Today, we also welcome social media, which, if you ask me, is another means by which we can tell our story. Have any of you created a blog to tell about your experiences? Anyone in your respective commands? I think there are ways to take these blogs and publish them. Again, how cool is this?

COMPACFLT public affairs is working on an aggregator for Navy blogs. We not only want to highlight command blogs, but quality blogs from our shipmates, who are are writing about their personal experiences. If you know if any, please pass that on to us. Thanks.
Would love to hear more about how our MCs are using social media to tell the Navy story. Rumor has it, guidance is in the works by our PA/VI leadership; so if some of you are being held back from using social media, your time may come soon. Nonetheless, MCPON is even on Facebook. Check it out.

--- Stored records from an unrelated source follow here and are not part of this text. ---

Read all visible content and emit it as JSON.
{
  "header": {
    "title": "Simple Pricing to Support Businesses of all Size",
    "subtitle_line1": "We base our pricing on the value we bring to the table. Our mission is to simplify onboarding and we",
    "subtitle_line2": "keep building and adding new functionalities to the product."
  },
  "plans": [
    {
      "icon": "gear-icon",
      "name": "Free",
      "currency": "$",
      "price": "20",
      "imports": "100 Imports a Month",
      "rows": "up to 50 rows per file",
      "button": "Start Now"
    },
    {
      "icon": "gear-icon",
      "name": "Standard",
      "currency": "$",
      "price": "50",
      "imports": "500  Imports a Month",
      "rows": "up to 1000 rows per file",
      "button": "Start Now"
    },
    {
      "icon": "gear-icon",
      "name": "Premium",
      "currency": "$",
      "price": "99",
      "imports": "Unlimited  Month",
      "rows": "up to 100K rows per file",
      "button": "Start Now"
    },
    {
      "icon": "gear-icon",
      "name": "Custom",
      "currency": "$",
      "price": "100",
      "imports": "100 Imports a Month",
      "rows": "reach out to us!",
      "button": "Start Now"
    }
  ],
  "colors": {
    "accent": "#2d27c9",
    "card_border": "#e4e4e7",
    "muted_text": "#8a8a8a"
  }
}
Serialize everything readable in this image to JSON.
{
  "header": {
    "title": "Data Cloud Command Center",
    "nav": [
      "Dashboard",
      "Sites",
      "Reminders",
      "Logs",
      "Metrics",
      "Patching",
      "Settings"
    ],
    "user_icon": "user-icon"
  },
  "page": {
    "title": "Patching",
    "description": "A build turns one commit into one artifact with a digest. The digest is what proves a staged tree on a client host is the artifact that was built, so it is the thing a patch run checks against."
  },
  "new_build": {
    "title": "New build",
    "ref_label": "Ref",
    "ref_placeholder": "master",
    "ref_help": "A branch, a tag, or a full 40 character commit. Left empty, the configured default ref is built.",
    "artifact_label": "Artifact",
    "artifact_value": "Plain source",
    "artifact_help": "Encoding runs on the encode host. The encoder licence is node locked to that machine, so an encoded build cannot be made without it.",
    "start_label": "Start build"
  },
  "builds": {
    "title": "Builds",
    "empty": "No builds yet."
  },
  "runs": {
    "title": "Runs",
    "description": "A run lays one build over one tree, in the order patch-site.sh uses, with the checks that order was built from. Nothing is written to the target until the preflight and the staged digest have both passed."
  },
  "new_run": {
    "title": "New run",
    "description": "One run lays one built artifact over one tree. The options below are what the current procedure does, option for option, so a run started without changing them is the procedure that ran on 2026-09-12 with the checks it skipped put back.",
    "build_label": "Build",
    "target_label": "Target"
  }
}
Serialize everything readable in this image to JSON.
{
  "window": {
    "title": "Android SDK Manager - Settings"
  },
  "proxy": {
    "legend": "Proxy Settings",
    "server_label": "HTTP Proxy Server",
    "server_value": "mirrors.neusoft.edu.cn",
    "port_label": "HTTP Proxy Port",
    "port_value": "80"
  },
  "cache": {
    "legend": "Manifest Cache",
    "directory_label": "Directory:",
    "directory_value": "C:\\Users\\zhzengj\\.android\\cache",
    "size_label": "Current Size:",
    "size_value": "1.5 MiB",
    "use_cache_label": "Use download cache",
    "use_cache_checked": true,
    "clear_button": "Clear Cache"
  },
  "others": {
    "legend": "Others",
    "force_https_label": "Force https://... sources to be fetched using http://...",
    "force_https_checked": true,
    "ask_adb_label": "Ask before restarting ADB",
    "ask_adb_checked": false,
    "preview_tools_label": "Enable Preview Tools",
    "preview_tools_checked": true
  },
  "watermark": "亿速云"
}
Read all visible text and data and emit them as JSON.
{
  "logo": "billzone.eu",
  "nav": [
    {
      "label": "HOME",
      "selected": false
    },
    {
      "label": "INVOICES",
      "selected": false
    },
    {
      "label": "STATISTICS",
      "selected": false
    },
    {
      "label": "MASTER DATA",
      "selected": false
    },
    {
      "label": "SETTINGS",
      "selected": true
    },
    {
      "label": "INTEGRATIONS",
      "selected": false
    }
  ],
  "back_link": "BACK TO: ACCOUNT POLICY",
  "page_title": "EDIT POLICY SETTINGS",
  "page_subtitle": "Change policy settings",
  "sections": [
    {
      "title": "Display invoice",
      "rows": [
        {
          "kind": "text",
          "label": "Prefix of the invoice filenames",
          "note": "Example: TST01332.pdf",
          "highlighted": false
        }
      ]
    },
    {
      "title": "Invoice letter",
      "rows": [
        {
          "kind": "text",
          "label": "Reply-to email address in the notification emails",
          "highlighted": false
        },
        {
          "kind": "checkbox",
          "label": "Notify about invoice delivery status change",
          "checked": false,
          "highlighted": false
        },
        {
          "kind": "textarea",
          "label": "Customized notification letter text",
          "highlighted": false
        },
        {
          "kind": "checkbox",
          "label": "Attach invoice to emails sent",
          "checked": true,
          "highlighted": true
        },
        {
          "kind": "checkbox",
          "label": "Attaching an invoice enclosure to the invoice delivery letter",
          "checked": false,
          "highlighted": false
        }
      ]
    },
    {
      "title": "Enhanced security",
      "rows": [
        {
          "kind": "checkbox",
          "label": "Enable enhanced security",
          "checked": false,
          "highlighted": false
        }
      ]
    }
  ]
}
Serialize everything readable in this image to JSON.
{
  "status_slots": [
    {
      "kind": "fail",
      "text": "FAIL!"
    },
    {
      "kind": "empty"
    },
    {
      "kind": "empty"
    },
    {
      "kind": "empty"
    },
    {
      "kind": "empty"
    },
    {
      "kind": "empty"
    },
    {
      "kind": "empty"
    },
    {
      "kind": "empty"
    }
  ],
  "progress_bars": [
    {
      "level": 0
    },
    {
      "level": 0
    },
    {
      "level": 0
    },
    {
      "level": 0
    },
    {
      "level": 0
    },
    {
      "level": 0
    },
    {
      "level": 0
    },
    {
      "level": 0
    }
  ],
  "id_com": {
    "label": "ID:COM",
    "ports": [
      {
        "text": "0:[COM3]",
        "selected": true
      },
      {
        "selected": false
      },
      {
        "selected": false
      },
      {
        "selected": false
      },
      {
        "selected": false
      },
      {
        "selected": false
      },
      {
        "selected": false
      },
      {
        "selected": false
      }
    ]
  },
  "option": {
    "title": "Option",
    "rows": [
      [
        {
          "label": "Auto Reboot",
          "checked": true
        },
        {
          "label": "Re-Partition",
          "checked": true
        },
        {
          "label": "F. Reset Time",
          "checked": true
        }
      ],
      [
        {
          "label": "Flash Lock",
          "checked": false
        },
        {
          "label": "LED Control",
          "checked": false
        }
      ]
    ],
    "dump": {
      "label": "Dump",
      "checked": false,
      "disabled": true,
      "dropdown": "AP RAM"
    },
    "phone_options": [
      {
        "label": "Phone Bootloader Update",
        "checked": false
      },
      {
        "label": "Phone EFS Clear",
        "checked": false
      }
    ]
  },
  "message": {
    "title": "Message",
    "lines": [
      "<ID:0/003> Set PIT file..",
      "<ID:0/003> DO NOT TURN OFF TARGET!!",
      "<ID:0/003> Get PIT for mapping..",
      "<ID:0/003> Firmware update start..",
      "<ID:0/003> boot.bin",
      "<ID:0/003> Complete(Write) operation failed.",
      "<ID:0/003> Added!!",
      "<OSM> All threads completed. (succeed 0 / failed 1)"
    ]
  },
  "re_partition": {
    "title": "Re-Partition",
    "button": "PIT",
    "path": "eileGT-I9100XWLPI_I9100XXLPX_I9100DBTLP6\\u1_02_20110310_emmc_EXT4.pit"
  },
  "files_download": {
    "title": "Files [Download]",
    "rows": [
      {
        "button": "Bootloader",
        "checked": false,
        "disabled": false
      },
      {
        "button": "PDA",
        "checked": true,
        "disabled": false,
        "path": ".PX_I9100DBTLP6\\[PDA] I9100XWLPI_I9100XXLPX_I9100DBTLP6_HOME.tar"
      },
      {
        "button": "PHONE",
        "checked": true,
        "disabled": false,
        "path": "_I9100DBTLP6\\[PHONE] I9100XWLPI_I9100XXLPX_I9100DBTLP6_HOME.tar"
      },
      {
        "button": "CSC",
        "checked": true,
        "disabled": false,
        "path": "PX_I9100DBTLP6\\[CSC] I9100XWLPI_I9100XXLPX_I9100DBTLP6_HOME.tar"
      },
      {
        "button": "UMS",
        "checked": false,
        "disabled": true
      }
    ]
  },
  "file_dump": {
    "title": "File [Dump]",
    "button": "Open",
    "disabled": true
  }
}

Before I close, something of the stylebook kind came to my mind -- historic vs. historical. Would you say that the Battle of Gettysburg is historic or historical? Historic, I would say. Why is that? Something historical is anything that happened in history. Events of major significance are historic. The Battle of Gettysburg definitely fits this category. Another example ... a ship's homecoming, I would say, is historical. The commissioning of a ship? Now that's a good question. For an internal publication, this may be an historic event. Your thoughts?

Look forward to hearing from some folks. Please share this blog if you would like.

Friday, July 17, 2009

What's all this attribution stuff all about...

So, in basic journalism, we are taught to use attribution when we need to give credit to someone else for saying something. We attribute opinions, medical information, facts that are not easily verifiable. But, I must ask. Do some of you input attribution just to say you have used quotes? In other words, do we put quotes in our stories that really don't need to be quotes?

I encourage everyone to only use quotes when the quotes are necessary for one of the reasons above and when the quotes truly add depth and interest to the news articles we write. Boring quotes can be paraphrased.

To obtain good quotes, one has to start with good questions during the interview phase of your story building. When we cover events with guest speakers, we must remember to obtain more information for the news article from more sources than just the speaker. Talk to folks in the audience. Talk to coordinators. I encourage writers to not limit themselves to the speaker's comments.

As a former judge in the CHINFO Merit award competition, I can tell you that great stories -- award-winning stories -- have depth in their quotes.
That's all I want to say about that ...

Now, for today's photo ... let's send a shot out to MCSN Oliver Cole. Great photo, shipmate!

Wednesday, July 15, 2009

Pacific Partnership

Check out the Pacific Partnership 2009 blog. Great work out there folks!